# EXERCISE DIRECTIONS
After going through the data, give the number of lines that contain the word "handle" as your sole answer.

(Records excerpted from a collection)

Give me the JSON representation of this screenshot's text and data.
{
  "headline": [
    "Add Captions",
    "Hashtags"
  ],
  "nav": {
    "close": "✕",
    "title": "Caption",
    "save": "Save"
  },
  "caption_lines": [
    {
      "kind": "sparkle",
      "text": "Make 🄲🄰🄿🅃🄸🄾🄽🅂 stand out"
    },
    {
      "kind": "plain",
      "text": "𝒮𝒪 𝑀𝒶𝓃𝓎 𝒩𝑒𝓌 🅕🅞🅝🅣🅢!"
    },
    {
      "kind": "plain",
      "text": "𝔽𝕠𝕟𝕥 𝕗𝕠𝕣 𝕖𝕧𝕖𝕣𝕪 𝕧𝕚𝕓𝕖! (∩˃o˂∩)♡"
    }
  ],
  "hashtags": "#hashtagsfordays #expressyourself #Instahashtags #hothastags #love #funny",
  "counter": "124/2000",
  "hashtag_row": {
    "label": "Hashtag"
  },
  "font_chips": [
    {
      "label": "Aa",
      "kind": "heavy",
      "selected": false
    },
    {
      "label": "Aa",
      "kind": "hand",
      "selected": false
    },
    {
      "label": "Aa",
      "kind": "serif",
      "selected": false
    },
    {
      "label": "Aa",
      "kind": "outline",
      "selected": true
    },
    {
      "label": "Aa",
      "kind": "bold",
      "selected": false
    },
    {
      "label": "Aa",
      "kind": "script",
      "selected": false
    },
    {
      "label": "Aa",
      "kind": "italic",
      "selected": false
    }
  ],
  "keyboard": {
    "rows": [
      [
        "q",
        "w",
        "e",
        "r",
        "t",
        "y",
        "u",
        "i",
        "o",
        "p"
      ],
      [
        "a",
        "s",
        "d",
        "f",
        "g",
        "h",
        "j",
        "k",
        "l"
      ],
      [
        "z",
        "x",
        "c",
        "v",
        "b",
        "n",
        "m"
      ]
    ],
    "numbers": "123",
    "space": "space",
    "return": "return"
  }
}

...

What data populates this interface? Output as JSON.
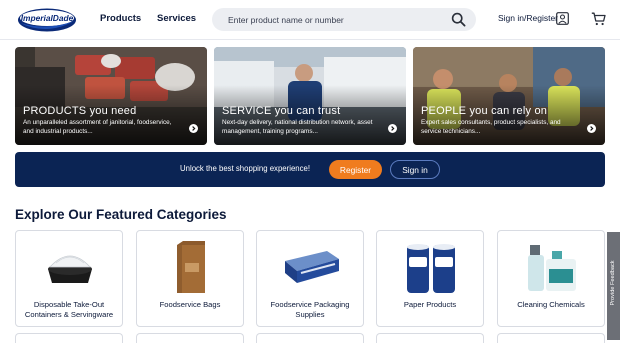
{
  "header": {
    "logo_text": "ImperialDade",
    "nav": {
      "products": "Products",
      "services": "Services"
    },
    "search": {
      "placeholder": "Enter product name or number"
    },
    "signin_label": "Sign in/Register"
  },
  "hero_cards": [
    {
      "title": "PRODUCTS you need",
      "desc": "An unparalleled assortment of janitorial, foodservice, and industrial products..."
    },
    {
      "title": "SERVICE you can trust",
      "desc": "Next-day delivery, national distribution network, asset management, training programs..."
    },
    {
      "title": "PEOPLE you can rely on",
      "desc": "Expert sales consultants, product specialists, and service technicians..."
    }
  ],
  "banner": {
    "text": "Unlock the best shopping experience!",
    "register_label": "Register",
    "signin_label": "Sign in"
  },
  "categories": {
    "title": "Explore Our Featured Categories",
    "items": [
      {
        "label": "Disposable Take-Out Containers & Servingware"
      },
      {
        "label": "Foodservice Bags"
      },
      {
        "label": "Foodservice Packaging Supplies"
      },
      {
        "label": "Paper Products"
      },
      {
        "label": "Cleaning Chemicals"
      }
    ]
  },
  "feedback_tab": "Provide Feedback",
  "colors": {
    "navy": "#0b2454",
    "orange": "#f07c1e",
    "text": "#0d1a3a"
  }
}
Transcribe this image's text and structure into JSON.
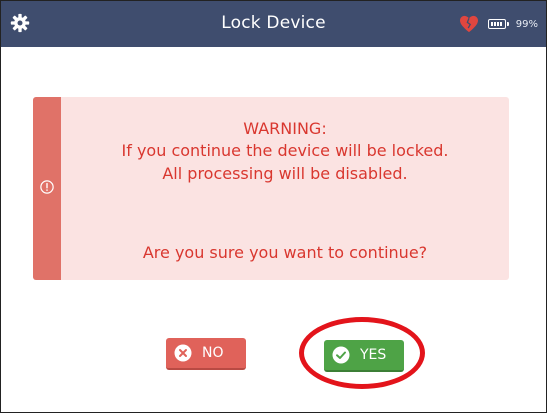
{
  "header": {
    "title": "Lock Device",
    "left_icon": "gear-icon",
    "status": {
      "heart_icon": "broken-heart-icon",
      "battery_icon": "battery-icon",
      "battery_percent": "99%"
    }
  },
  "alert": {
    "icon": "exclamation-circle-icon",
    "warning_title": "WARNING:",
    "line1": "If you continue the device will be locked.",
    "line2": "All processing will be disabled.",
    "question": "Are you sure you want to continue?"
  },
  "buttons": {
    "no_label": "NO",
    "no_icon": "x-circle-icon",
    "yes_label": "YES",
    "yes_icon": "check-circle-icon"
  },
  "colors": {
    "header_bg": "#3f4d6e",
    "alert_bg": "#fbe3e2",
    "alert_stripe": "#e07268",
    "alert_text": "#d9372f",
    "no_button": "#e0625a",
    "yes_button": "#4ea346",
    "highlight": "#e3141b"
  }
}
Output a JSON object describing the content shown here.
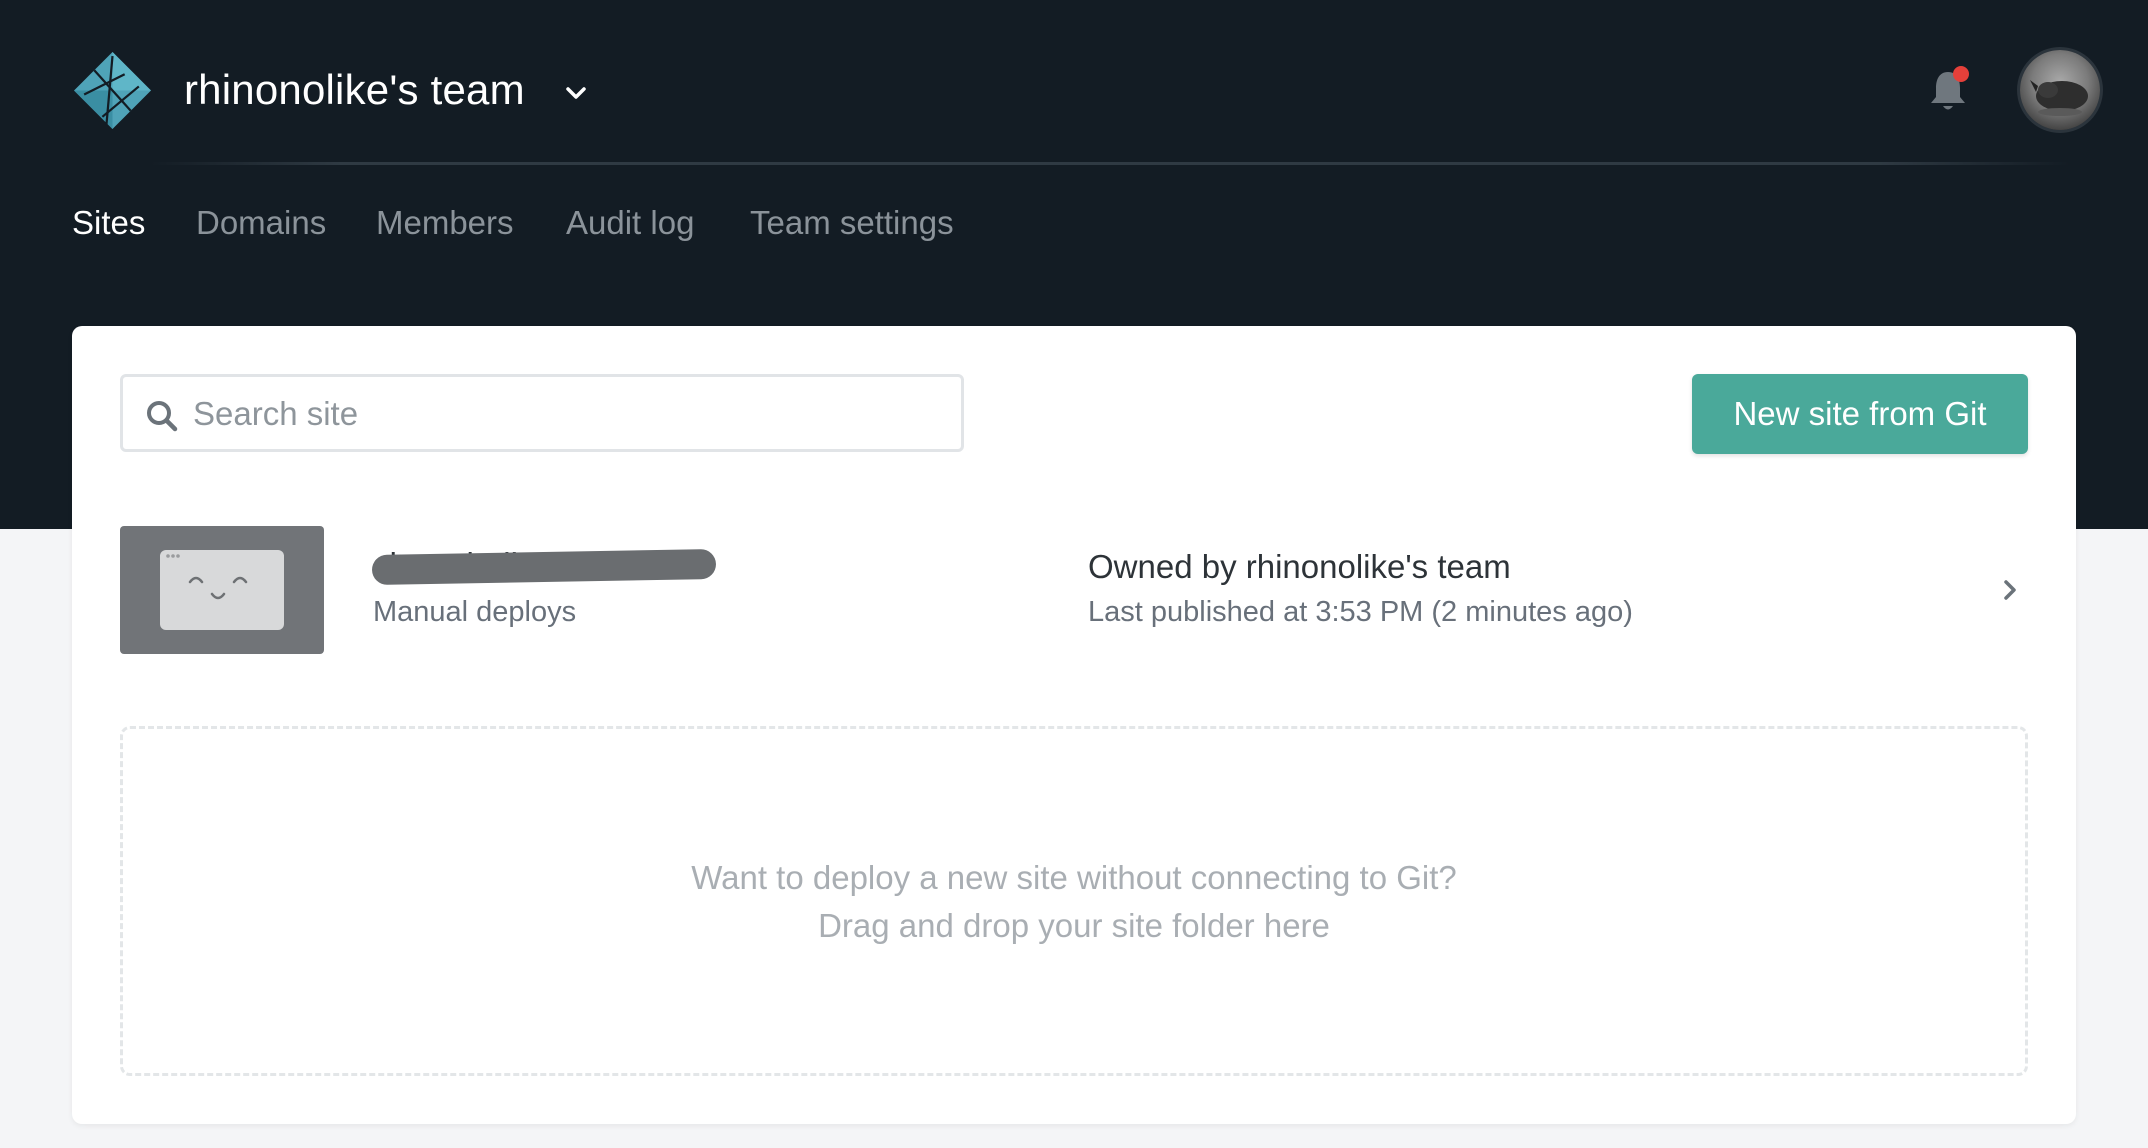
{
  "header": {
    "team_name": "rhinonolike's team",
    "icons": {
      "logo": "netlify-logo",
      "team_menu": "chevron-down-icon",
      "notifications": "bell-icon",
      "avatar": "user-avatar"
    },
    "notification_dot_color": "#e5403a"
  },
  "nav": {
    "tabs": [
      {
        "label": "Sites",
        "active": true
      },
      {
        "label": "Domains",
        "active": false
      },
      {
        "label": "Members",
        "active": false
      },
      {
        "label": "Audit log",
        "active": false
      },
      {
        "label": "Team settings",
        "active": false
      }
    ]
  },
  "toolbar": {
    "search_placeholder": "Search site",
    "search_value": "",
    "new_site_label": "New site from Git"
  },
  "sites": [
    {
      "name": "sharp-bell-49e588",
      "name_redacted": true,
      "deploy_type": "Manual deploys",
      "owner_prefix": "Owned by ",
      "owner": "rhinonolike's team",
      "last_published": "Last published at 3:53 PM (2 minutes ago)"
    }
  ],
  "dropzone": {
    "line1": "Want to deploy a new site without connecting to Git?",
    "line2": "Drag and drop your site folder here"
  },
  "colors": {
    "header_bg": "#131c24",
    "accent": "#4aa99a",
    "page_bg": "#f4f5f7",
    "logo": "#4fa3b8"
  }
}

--

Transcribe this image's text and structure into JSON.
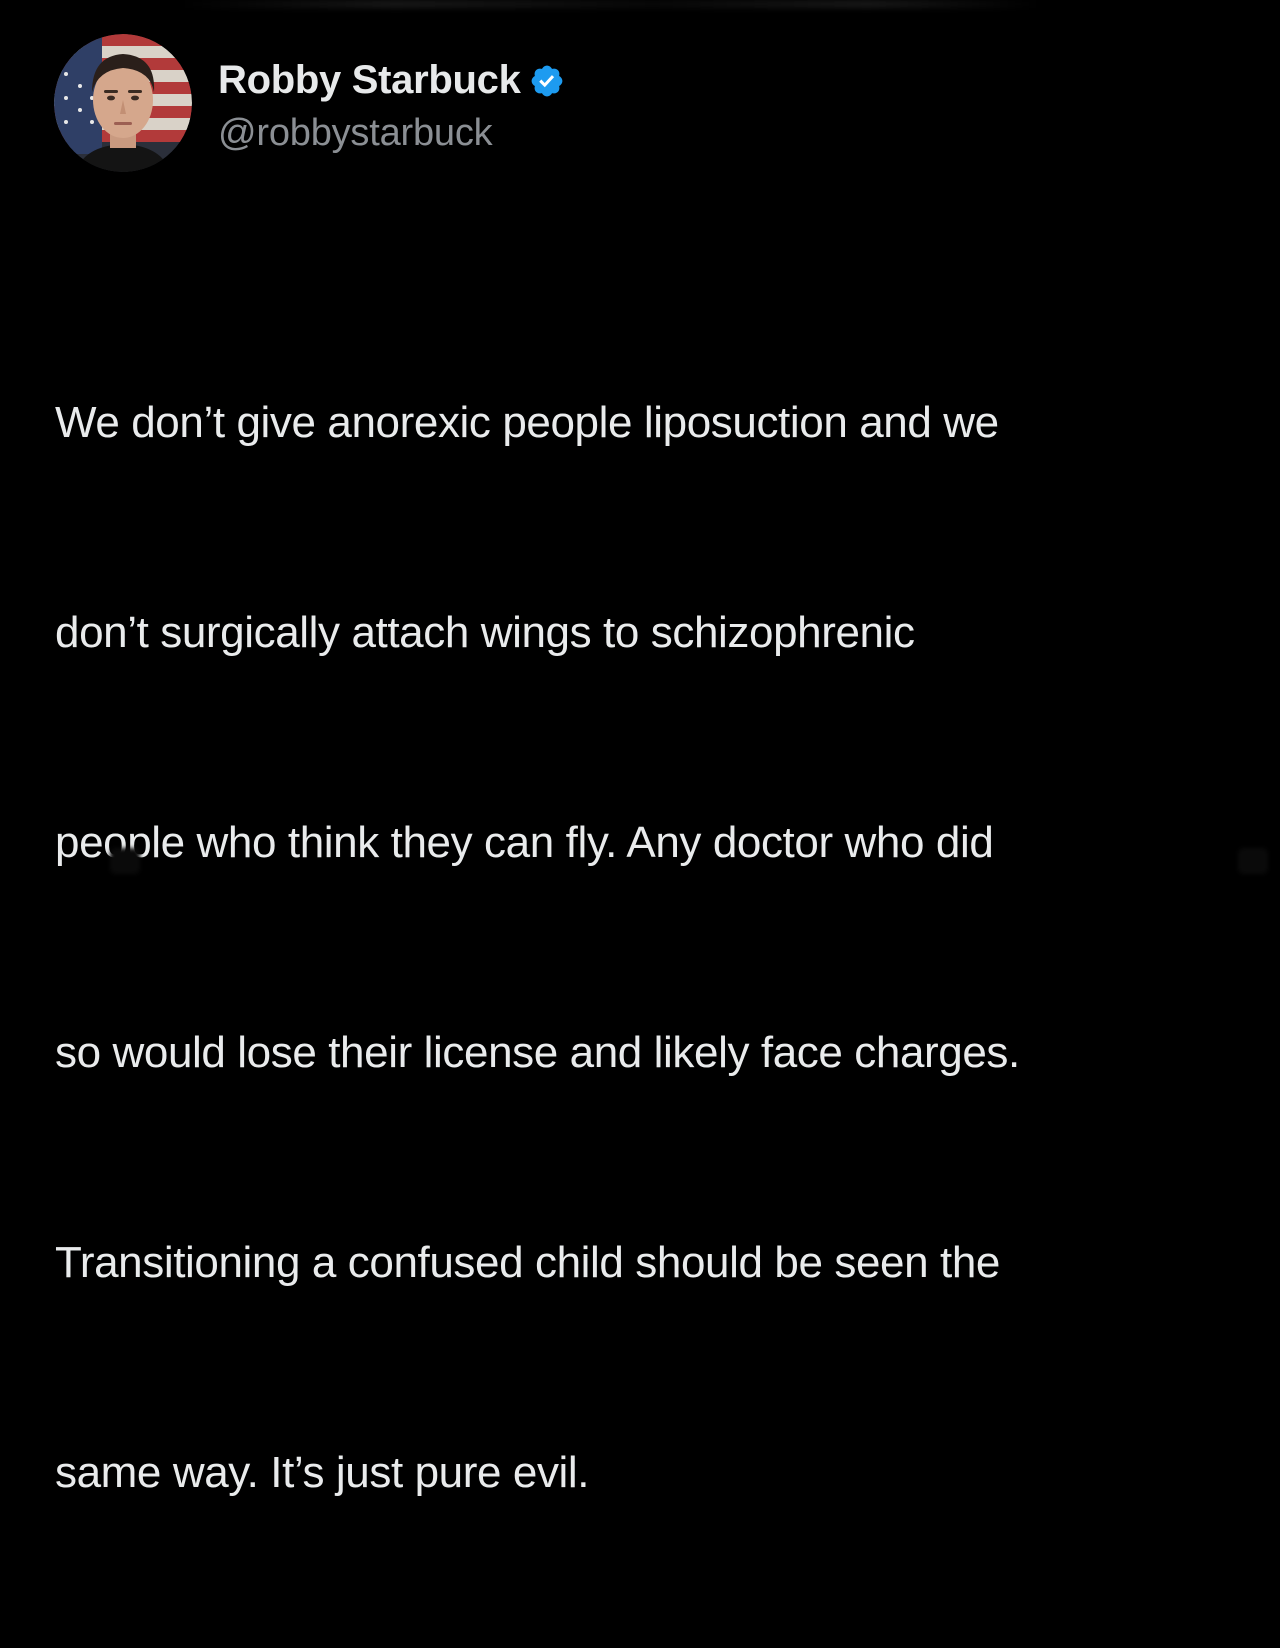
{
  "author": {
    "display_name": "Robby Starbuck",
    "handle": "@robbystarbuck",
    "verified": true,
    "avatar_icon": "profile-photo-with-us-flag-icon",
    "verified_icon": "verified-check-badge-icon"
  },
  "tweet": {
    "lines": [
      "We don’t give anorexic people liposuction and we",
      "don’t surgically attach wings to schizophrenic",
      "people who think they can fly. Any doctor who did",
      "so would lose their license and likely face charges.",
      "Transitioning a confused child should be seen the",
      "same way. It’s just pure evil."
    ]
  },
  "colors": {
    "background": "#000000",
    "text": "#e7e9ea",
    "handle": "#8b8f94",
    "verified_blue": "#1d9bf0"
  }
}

# ANSWER BELOW
2